International shipping organization BIMCO has released its keenly awaited new Carbon Intensity Indicator (CII) operations clause. Thus, imposing charterers to expectedly take responsibility for a ship’s emissions.
New regulations on the carbon intensity of international shipping will come into force on 1 January 2023. Particularly, the CII regulations will expectedly have a significant impact on the future operation of ships. Therefore, shipowners and charterers must change the way they cooperate. In this regard, there is a need for new clauses for charter parties to help owners and charterers succeed.
The BIMCO Documentary Committee yesterday adopted the CII Operations Clause for Time Charter Parties. Specifically, the starting point for the new CII clause is that time charterers take responsibility for the ship’s emissions. This births from the fact that they make decisions on the operation of the ship. Hence, when entering into a charter party, or incorporating the clause into an existing charter party, the parties are to agree on a specific CII value to be achieved each year.
“The new clause will be reviewed as the underpinning regulatory regime develops,”Nicholas Fell, chair of BIMCO’s Documentary Committee

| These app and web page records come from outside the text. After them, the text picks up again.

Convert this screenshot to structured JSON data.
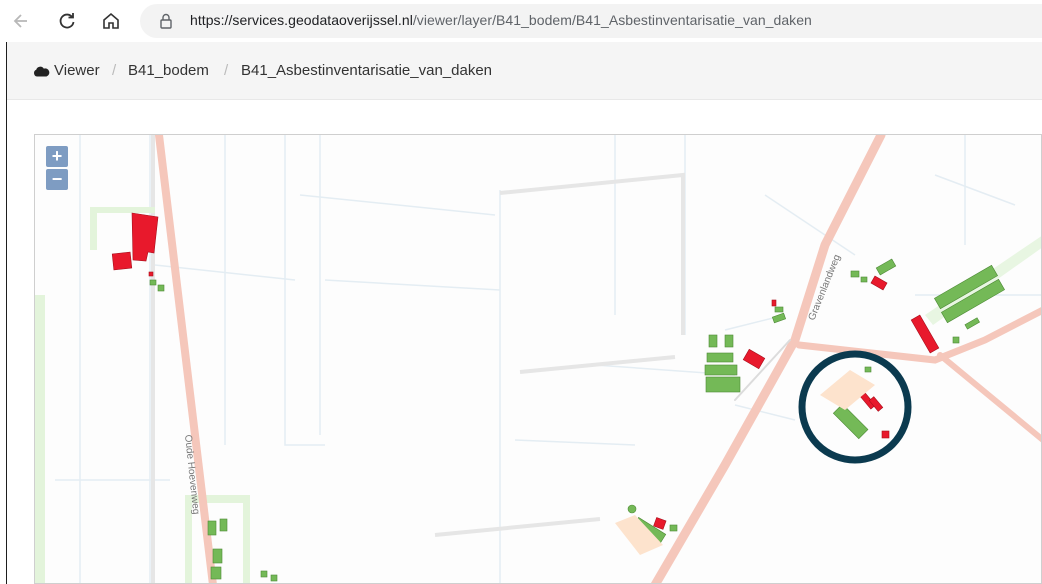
{
  "browser": {
    "url_host": "https://services.geodataoverijssel.nl",
    "url_path": "/viewer/layer/B41_bodem/B41_Asbestinventarisatie_van_daken",
    "icons": [
      "back-arrow-icon",
      "reload-icon",
      "home-icon",
      "lock-icon"
    ]
  },
  "breadcrumb": {
    "items": [
      "Viewer",
      "B41_bodem",
      "B41_Asbestinventarisatie_van_daken"
    ],
    "separator": "/"
  },
  "map": {
    "zoom_in": "+",
    "zoom_out": "−",
    "road_labels": [
      "Gravenlandweg",
      "Oude Hoevenweg"
    ],
    "colors": {
      "road": "#f4c4b8",
      "asbestos_roof": "#e8192c",
      "no_asbestos_roof": "#72b755",
      "parcel_line": "#e6eef4",
      "highlight_ring": "#0b3a4f"
    }
  }
}
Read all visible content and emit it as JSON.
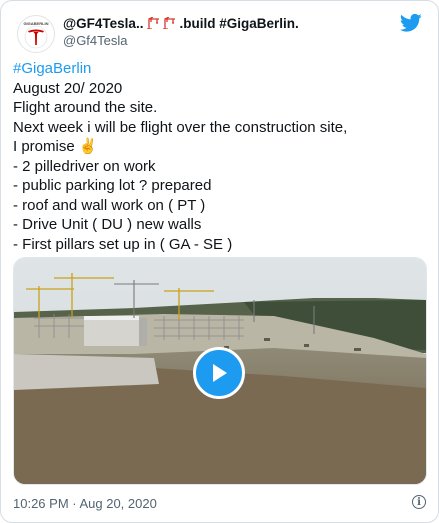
{
  "tweet": {
    "display_name_prefix": "@GF4Tesla..",
    "display_name_suffix": ".build #GigaBerlin.",
    "handle": "@Gf4Tesla",
    "avatar_wordmark": "GIGABERLIN",
    "lines": [
      "#GigaBerlin",
      "August 20/ 2020",
      "Flight around the site.",
      "Next week i will be flight over the construction site,",
      "I promise ✌️",
      "- 2 pilledriver on work",
      "- public parking lot ? prepared",
      "- roof and wall work on ( PT )",
      "- Drive Unit ( DU ) new walls",
      "- First pillars set up in ( GA - SE )"
    ],
    "timestamp": "10:26 PM · Aug 20, 2020"
  },
  "icons": {
    "crane": "construction-crane-icon",
    "twitter": "twitter-bird-icon",
    "play": "play-icon",
    "info": "info-icon"
  },
  "colors": {
    "accent": "#1d9bf0",
    "text": "#0f1419",
    "muted": "#536471",
    "crane": "#d43a2f"
  }
}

As the industry faces more regulations from the IMO and the EU aimed at reducing shipping’s CO2 emissions, the need for new contracts and clauses increases. Note that, in December 2021, BIMCO published an EEXI Transition Clause and at the end of May 2022, BIMCO released a new Emissions Trading System Allowances (ETSA) Clause for Time Charter Parties in response to the European Union’s intention to include shipping emissions in the EU’s emissions trading system, the ETS.

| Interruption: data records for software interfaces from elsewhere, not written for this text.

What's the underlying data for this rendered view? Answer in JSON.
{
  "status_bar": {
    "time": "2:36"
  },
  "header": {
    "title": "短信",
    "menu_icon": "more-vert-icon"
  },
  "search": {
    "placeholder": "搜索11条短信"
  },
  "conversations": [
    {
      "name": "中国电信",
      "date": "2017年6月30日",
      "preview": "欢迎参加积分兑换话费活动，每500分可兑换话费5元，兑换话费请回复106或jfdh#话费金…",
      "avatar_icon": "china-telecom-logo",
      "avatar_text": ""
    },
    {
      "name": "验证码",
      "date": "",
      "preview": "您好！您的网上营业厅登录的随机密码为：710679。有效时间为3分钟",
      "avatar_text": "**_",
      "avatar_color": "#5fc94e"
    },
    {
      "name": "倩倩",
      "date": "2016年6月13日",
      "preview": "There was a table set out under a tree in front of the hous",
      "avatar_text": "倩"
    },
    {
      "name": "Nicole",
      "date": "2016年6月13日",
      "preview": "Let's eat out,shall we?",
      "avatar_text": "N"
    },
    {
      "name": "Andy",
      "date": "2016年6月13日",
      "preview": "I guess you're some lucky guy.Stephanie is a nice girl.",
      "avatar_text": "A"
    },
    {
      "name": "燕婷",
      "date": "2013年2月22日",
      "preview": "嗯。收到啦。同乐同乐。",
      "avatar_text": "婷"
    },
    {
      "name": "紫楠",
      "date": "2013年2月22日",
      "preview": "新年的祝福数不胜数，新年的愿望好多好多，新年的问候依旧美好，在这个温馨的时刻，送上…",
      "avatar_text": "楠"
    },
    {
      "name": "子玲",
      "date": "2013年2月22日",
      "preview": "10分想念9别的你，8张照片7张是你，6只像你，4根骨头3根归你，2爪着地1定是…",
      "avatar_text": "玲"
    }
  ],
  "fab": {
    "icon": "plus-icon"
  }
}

“The subcommittee will now continue its work to develop further clauses such as a CII clause for voyage charter parties to assist charterers and owners responding to new regulatory requirements, regardless of whether they come from the IMO, EU, or elsewhere,”Stinne Taiger Ivø, director, contracts and support at BIMCO.
The IMO’s carbon intensity indicator (CII) and Energy Efficiency Existing Ship Design Index (EEXI) are approaching. Hence, fears arise that the tankers sector might emit higher CO2 emissions. Resulting from the adjustments in trading patterns to attain the required rating.